→ TASK DESCRIPTION
From the entries that follow, gather each line holding the word "Stew".

+---+

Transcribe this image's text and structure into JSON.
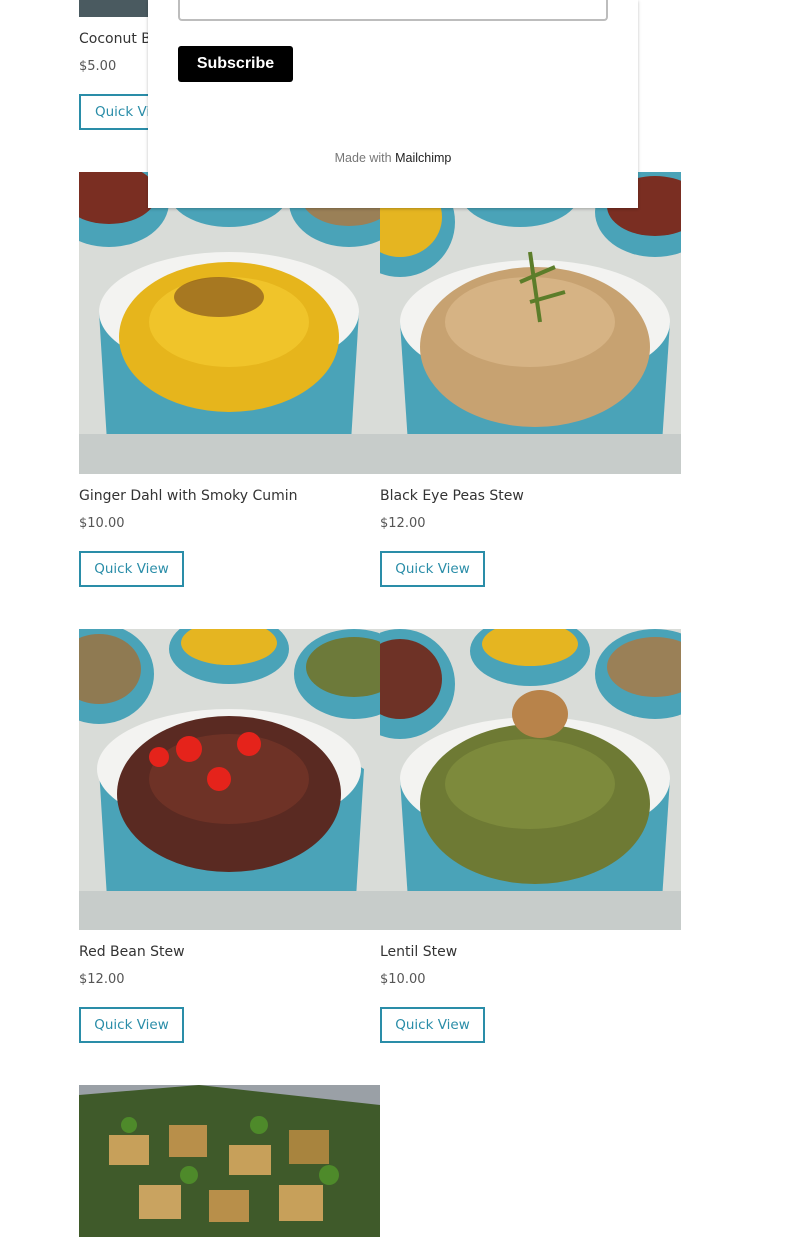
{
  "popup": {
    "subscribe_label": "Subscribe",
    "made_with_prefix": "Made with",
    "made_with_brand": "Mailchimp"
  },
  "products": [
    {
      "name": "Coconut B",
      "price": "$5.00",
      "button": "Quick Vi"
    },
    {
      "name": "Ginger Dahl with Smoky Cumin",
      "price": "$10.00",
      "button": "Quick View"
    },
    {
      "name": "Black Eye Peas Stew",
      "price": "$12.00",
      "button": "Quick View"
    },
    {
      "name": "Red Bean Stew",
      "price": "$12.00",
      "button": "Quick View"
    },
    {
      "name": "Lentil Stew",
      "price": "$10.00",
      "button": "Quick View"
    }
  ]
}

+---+

→ SOLUTION FOR THIS PROBLEM
      "name": "Black Eye Peas Stew",
      "name": "Red Bean Stew",
      "name": "Lentil Stew",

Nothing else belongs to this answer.